Two-sport athletes at the level of Bo Jackson and Deion Sanders hardly ever come along. The most realistic chance Thompson would have had in baseball is if he had abandoned his dreams of playing football.
"There were some phases [in 2012] where he might have been more advanced than me when I was in my first pro season," said Lombard, a second-round Draft pick in 1994. "I tried to tell him, 'You have a better arm than when I started, you look more comfortable in the outfield than when I first started.' Listen, I battled ... and it started to pay off in year No. 4, year No. 5. There's no miracle to playing baseball. You have to get out there and grind it out and catch a lot of balls and hit a lot of balls and throw a lot of balls and do it over and over again."
Considering that Thompson has gained so much praise as a rookie in the NFL, it appears that he may have chosen the right career.

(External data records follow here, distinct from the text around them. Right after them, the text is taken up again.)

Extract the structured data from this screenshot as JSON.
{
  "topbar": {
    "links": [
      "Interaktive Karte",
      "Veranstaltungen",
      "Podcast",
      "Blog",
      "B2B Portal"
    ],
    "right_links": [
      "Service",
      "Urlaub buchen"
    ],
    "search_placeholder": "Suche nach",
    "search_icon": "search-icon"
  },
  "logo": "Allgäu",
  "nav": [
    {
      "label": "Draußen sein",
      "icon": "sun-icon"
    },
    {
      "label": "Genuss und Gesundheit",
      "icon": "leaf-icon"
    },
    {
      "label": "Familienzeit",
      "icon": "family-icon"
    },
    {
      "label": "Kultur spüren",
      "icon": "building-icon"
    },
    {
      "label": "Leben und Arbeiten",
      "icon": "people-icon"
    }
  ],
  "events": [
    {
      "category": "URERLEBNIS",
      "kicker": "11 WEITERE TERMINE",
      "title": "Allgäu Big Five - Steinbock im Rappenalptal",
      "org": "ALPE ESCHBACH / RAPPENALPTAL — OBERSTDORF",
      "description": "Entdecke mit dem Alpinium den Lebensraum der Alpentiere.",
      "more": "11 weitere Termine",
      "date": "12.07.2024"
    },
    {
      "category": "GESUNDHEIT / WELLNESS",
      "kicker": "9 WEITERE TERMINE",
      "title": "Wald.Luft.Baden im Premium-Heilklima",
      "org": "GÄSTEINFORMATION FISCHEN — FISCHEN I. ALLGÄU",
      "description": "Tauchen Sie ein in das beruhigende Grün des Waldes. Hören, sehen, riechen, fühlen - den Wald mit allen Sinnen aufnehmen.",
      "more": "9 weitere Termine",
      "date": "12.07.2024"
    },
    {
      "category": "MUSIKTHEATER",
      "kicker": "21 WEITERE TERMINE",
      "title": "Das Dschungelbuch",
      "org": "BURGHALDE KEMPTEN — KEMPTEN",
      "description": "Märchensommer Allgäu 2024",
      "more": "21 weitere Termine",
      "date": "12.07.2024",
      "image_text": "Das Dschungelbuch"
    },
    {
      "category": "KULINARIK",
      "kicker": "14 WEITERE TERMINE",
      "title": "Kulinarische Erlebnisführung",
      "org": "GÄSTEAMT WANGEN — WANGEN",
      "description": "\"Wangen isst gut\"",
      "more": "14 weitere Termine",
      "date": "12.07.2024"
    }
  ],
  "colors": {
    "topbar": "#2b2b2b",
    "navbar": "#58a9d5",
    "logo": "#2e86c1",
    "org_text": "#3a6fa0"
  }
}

"I think I would've been all right," Thompson said earlier this week at Super Bowl media day. "I loved baseball when I was younger, but I just grew out of it. I guess I wanted more contact. I wanted to be like my brother. I wasn't as good at baseball."
"I remember a lot," Thompson said at the 2015 NFL scouting combine of his pro baseball tenure. "It didn't go as I wanted. I had a couple media people make a joke out of it, but it was motivation to me. I really wasn't tripping off of it. Hey, that's what the media does -- well, some people. I felt like I used it as motivation going into my freshman year, and that's what I did. I met some great people there. I met this thing called failure, learned how to overcome it and move on."
If Thompson had committed to baseball, there might have been some moments to remember.
Danny Chavez, Thompson's high school baseball coach at Grant Union, will never forget the double to the pitcher's mound.
"He hit a popup in the infield, and he hit it so high, it looked like a golf ball," Chavez said. "If he would have squared that ball up on the bat, he probably would have hit it about 600 feet. Everyone was starting to converge on the ball. 'I've got it, you've got it,' and the ball is getting closer to the ground. The ball hits right on top of the pitcher's mound, on the dirt. As the ball hits the ground, I look, and Shaq is slowing up at second base. I said, 'Wow, no one touched the ball, so is that an infield double?' No matter what, he went real hard, full speed. He understood his speed was a weapon for him on the baseball field."
On Sunday, Thompson will use that same weapon to shut down the Denver Broncos.
"He's a football player, and it shows," Rodriguez said. "He's in the Super Bowl!"